== Data provided ==
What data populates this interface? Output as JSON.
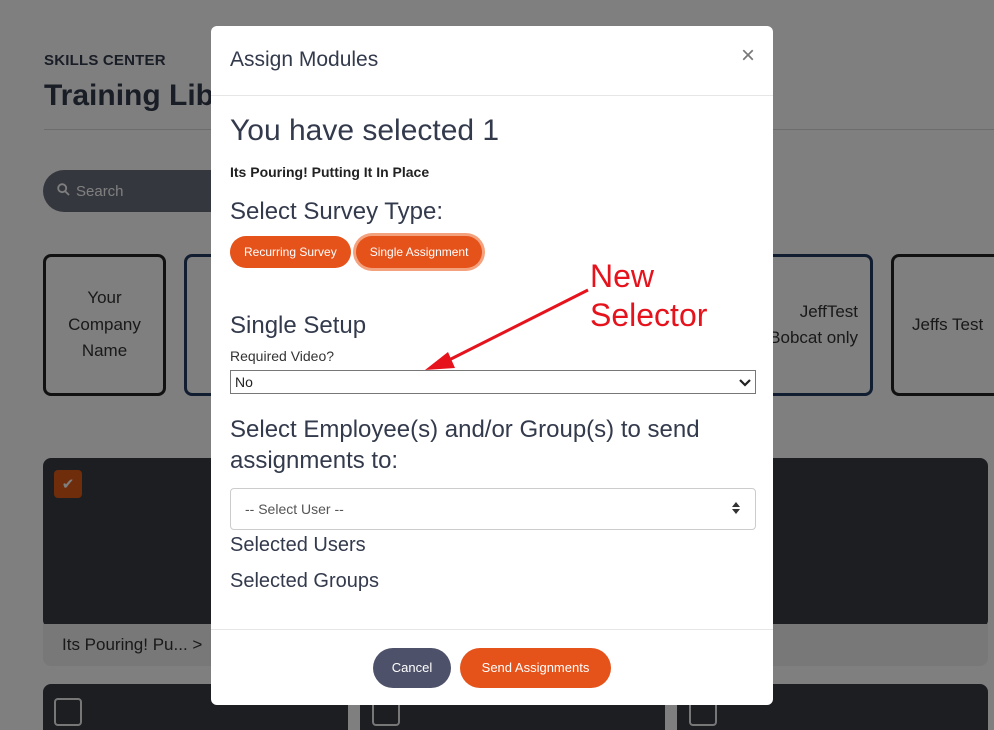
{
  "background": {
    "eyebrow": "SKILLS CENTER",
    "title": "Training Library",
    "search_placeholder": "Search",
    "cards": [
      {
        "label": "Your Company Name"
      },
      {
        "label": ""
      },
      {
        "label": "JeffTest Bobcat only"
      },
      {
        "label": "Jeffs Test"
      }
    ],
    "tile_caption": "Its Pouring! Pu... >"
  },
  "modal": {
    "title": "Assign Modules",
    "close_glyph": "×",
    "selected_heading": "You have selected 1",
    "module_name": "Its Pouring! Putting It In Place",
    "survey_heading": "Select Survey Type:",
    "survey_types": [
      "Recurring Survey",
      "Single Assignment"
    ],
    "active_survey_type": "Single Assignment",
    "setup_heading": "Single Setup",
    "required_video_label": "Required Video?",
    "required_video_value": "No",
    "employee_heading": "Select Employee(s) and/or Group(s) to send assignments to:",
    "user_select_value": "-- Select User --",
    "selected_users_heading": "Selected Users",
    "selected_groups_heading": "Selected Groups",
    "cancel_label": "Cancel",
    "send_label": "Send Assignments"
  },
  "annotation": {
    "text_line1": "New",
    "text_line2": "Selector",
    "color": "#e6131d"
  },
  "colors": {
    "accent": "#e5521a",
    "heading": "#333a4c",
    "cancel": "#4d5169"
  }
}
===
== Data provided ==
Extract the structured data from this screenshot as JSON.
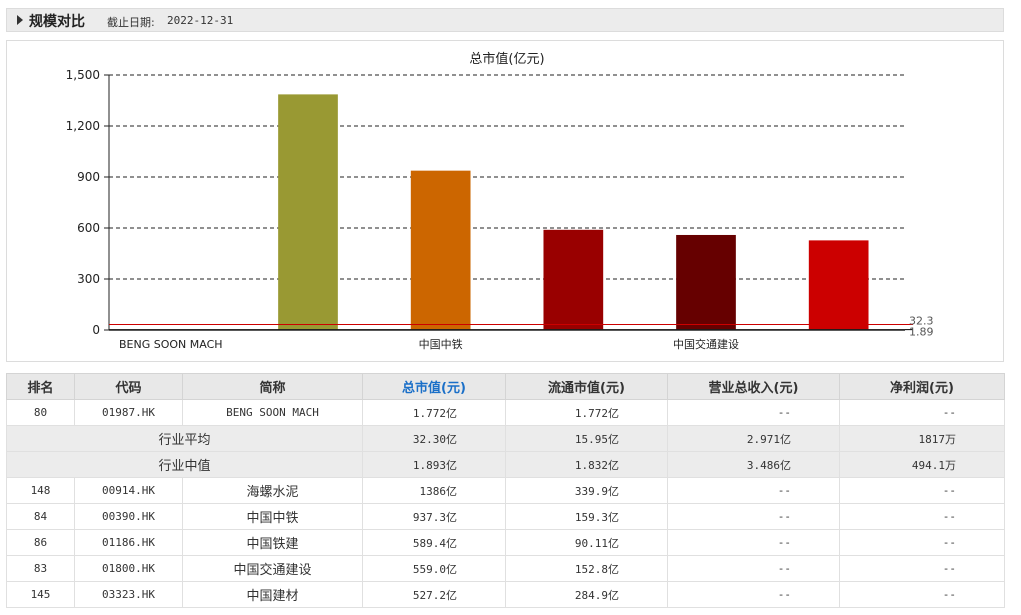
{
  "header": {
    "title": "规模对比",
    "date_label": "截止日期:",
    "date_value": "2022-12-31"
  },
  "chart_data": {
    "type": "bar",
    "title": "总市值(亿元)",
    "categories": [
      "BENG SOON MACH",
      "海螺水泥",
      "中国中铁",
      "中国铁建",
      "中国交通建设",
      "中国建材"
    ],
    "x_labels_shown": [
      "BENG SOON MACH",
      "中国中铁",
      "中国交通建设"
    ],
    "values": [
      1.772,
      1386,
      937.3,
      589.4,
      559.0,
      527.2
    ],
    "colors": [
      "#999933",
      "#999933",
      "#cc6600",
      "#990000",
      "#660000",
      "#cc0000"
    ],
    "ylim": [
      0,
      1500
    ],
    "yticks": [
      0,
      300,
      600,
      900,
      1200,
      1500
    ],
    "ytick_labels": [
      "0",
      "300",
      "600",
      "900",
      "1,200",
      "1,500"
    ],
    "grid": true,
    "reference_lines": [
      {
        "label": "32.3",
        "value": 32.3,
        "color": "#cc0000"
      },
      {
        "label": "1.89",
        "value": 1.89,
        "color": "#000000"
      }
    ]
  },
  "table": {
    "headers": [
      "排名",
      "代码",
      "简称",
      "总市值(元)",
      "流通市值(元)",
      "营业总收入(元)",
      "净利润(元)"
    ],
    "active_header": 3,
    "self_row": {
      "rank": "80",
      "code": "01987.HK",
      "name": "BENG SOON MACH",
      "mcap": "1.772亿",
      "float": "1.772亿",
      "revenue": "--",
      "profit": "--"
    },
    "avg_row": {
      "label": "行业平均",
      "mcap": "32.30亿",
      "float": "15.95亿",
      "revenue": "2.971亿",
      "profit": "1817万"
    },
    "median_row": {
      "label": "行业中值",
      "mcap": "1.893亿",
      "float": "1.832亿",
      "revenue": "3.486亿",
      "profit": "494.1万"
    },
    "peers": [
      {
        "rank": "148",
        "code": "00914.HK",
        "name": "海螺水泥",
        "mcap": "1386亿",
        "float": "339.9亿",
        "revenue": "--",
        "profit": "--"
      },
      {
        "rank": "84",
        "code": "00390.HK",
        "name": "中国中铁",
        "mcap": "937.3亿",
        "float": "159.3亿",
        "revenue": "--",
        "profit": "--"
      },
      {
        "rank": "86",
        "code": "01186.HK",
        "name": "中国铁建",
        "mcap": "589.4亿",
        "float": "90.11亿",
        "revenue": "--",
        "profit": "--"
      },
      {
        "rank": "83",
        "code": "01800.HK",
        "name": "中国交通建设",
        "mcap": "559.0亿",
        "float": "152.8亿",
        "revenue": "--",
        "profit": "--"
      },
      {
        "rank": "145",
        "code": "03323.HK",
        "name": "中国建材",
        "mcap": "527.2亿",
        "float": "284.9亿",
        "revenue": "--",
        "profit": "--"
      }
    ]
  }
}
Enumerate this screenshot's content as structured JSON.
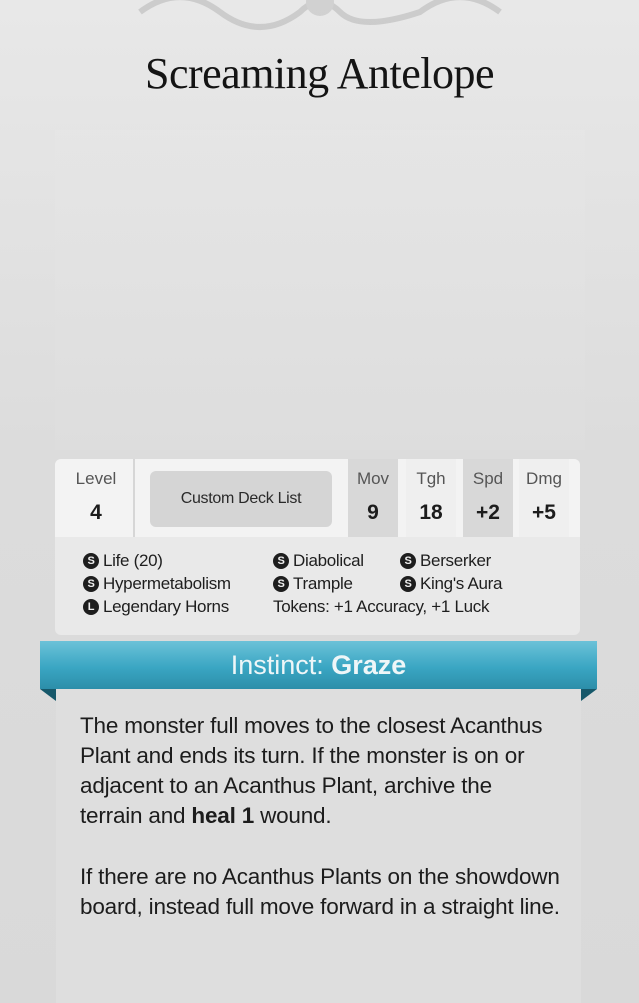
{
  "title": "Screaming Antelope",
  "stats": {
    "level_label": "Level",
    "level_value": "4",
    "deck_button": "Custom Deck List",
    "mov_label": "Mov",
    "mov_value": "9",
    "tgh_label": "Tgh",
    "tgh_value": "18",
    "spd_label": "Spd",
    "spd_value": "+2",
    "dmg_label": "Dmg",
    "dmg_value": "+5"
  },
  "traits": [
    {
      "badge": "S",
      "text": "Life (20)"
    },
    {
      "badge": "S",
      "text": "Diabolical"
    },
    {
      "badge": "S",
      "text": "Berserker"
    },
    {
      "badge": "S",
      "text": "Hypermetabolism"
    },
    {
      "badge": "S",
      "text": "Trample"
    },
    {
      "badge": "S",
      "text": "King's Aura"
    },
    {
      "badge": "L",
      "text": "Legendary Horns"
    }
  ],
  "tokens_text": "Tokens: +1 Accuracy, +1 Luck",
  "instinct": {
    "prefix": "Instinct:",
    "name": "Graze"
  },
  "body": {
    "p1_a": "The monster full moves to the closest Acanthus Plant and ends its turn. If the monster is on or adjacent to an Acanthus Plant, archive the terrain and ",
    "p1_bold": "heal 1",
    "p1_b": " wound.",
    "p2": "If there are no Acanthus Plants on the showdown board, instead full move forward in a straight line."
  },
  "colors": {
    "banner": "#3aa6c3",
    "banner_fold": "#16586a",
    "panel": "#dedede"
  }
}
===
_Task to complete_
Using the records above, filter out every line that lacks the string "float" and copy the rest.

_Output for this exercise_
      "float": "1.772亿",
      "float": "15.95亿",
      "float": "1.832亿",
        "float": "339.9亿",
        "float": "159.3亿",
        "float": "90.11亿",
        "float": "152.8亿",
        "float": "284.9亿",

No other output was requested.